Date: Thu, 14 Oct 200421:01:03 -0400
Subject: Arab Journalists Say Media Reform Depends on Political Change
Arab Journalists Say Media Reform Depends on Political Change
(Al-Jazeera, Daily Star editors address Georgetown conference)
By Emily Harter
Washington File Staff Writer
Washington -- Showering both praise and criticism on their own media,
several distinguished Arab journalists declared that change in the wider
political culture of the Arab world is the key to improving the Arab
Thomas Gorguissian, Washington correspondent for An-Nahar in Lebanon, told
a conference October 7 that he wished he were able to declare the state of
the Arab media confident and strong but, unfortunately, that is not the
case. The conference, "Uncovered: Arab Journalists Scrutinize Their
Profession," was hosted by GeorgetownUniversity in Washington.
Despite the technological advances in the Arab world, the boom and boon of
satellite television, and the growing access to the Internet, the Arab
media still face many obstacles, Gorguissian said. "The relation between
the media and Arab government still is not clear," he explained. "The
control or the desire to control is always there. Even the independent
media [are] subject to this control."
The An-Nahar writer said in many cases important news still cannot come
from some of the capitals of the Arab countries because "there is no free
movement, no free access to the place of the event" or "the official is
not ready to give access or even talk about what happened." In these
cases, Arab media outlets have been forced to rely on news reports from
the United States, Europe and sometimes even Israel.

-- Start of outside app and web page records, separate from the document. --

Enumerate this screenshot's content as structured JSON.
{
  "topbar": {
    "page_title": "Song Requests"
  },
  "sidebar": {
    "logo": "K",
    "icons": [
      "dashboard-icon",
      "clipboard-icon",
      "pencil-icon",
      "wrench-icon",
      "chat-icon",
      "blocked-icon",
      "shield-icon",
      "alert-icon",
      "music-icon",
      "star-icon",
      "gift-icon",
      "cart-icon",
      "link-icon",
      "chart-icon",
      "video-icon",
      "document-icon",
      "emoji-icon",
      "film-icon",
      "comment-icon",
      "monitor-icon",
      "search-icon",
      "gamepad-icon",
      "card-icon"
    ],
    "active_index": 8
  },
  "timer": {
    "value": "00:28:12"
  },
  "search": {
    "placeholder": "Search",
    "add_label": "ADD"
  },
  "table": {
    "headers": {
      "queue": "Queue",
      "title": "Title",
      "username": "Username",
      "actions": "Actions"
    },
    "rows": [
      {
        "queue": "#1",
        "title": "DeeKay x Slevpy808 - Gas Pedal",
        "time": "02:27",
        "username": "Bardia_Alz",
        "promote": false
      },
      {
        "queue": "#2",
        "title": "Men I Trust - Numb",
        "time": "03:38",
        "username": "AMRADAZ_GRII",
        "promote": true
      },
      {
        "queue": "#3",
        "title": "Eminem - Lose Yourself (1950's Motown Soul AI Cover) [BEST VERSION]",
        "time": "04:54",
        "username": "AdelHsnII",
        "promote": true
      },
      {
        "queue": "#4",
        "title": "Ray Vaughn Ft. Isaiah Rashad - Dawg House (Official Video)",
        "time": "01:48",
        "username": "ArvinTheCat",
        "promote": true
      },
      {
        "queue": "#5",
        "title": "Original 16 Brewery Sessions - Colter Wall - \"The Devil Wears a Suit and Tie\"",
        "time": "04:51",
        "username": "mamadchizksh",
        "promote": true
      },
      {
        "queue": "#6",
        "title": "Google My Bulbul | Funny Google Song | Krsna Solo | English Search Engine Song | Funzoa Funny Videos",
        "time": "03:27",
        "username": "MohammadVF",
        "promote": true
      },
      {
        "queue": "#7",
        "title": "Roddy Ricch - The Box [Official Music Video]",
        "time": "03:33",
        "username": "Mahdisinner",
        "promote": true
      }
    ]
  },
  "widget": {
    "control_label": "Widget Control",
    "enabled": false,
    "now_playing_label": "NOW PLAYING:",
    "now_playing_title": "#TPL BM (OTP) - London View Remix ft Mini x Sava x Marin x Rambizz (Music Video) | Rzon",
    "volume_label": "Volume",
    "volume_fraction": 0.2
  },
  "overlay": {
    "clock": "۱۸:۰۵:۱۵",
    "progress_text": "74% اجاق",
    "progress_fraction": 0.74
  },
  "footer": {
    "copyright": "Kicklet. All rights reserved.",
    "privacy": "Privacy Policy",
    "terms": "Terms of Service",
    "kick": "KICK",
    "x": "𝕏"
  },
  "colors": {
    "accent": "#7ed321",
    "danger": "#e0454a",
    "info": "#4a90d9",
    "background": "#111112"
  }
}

Hafez Al-Mirazi, the Washington bureau chief for Al-Jazeera, supported
Gorguissian's assertions, pointing to the negative effects the internal
news blockades create. "When you obstruct the Arab media in reporting
from your country, when you say Al-Jazeera cannot go into Saudi Arabia or
Bahrain, you are pushing that Arab media to create views and not news," he
Gorguissian added that there is also a journalistic tradition by which
authorities in Arab countries use "carrots and sticks" (rewards and
punishments) to keep journalists in line -- more often the latter.
Authorities often intimidate, harass and sanction journalists if they do
not write as directed, sometimes detaining or imprisoning them, he said.
Even though Arab media often use or copy U.S. and Western programming --
for example, many Arabs watch shows like "Who Wants to Be a Millionaire"
and an Arabic version of "American Idol" -- they still have a long way to
go to match the quality and degree of reporting on conflict, he declared.
In essence, he said, Arab governments reverse the FOX News motto, "We
report, you decide," to "We decide, you report," as they try to control
both access and reporting by the media.
Private media outlets are expanding, especially in satellite television,
Gorguissian said. "The dishes are mushrooming all over the region. Much,
much better things ... can come and have to come out of that part of the
world" if only Arab governments would loosen their controls on the media.
Rami George Khouri, executive editor of the Lebanese independent newspaper
The Daily Star, suggested that the media could not become an effective
tool for positive change because of the lack of political pluralism in the
Arab world. "Angry citizens who watch the Arab media in the Arab world
cannot then go and vote and change their leaderships," he said.
Another weakness Khouri cited was the media's reluctance to address the
roots of power in the Arab world. According to him, without public
analysis and accountability, "you are dealing with a fraudulent political
Although the members of the panel agreed that changes within the political
culture are needed to facilitate more open media, some panelists cited
progress already being made.